would offer a “good range of food and groceries, with a very limited selection of other goods”
new plans aim to improve the design and pick up on local architecture
revised plans could also move the store closer to Station Road to strengthen linked walking trips to the town centre
fuller details will be revealed at an exhibition being held at the Oddfellows Hall on Lifeboat Plain, behind the Crown pub on the seafront, on Friday from 10am to 8pm and Saturday from 10am to 3pm.

Wednesday, April 01, 2009

Tesco seeks smaller store at Sheringham

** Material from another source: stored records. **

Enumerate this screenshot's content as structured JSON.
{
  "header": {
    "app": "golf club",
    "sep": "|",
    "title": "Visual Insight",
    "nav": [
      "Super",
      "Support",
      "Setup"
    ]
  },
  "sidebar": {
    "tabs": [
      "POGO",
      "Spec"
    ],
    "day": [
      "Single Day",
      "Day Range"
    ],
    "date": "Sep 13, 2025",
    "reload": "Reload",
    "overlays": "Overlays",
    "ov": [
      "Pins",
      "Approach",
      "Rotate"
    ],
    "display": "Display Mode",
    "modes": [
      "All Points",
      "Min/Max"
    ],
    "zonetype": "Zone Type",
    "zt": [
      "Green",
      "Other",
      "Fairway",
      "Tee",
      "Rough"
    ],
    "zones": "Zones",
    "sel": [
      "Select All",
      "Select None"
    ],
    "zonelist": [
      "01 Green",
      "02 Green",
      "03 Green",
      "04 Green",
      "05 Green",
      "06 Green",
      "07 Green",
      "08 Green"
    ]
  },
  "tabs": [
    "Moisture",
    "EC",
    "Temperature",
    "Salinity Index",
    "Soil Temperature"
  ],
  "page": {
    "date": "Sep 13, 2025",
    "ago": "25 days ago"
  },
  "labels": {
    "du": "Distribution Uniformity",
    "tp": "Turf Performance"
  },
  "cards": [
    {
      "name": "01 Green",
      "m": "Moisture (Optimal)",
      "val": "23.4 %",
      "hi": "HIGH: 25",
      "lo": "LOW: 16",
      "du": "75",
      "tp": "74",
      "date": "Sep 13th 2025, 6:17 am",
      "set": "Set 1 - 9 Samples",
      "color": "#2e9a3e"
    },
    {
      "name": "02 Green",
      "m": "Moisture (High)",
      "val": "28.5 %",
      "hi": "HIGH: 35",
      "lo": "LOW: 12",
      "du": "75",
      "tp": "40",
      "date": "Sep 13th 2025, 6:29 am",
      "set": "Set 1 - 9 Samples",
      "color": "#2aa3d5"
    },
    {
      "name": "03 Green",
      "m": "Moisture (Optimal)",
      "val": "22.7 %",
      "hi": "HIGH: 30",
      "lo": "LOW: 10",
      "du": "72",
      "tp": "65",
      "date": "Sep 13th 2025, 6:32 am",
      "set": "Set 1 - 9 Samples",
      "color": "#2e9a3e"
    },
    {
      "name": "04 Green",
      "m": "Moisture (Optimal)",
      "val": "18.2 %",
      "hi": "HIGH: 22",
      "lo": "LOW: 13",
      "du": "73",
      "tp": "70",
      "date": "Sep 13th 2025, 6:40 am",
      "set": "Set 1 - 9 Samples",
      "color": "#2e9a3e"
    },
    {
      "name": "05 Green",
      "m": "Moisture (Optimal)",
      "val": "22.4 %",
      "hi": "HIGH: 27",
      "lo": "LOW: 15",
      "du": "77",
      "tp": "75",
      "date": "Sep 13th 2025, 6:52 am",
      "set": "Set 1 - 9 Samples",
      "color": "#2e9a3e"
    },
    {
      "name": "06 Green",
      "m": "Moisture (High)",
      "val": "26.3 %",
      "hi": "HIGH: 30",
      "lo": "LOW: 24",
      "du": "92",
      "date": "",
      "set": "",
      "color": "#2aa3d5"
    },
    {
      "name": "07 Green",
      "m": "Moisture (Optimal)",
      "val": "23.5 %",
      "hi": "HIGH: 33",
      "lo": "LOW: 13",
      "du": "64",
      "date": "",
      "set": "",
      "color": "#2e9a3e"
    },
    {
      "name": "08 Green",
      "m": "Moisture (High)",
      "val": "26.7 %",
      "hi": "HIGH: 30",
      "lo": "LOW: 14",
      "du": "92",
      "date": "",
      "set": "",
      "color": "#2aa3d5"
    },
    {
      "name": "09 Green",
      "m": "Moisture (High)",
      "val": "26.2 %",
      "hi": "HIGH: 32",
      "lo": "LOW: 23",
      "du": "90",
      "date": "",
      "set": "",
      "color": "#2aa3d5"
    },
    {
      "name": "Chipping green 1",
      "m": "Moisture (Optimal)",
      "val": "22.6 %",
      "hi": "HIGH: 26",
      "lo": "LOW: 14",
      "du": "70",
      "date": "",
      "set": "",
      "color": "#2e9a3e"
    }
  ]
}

Tesco is looking to make its proposed supermarket at Sheringham about a quarter smaller than its previous plans. Revised ideas for the controversial scheme are being revealed at a public exhibition in the town on Friday and Saturday. The company says the latest plan, for about 1,200 sq m of sales space rather then the original 1,500, would mean it was a similar size to the store at Aylsham. And the position of the store could change, with an option to put it close to Station Road in a move to attract visitors to the rest of Sheringham's shops. Tesco has brought in award-winning architects to take a fresh look at the plans after rejection by planners and a government inspector, centred on concerns it would damage the vitality of the town centre and reservations over the bland design. Emerging new planning blueprints favour a 750 sq m store, but Tesco have always said a larger one was needed to stop people driving out of the area to do their weekly shop. The company stresses the new store would offer a “good range of food and groceries for the main food shopping trip, with a very limited selection of other goods, reflecting views on the previous plans.” Tesco spokesman Nick Gellatly said: "It's clear there are many people that would like a local Tesco. Our new architects, Wilkinson Eyre, have started from scratch to design a better store that will bring value, choice and convenience to local residents. “The official decision on our last proposal also confirmed that Sheringham needs a supermarket but that it should be smaller than our previous plans. We also know the store must be big enough to attract new visitors to town.” Members of the public can see the new plans and talk to Tesco representatives at the Oddfellows Hall on Lifeboat Plain, behind the Crown pub on the seafront, on Friday from 10am to 8pm and Saturday from 10am to 3pm. Further information is also available from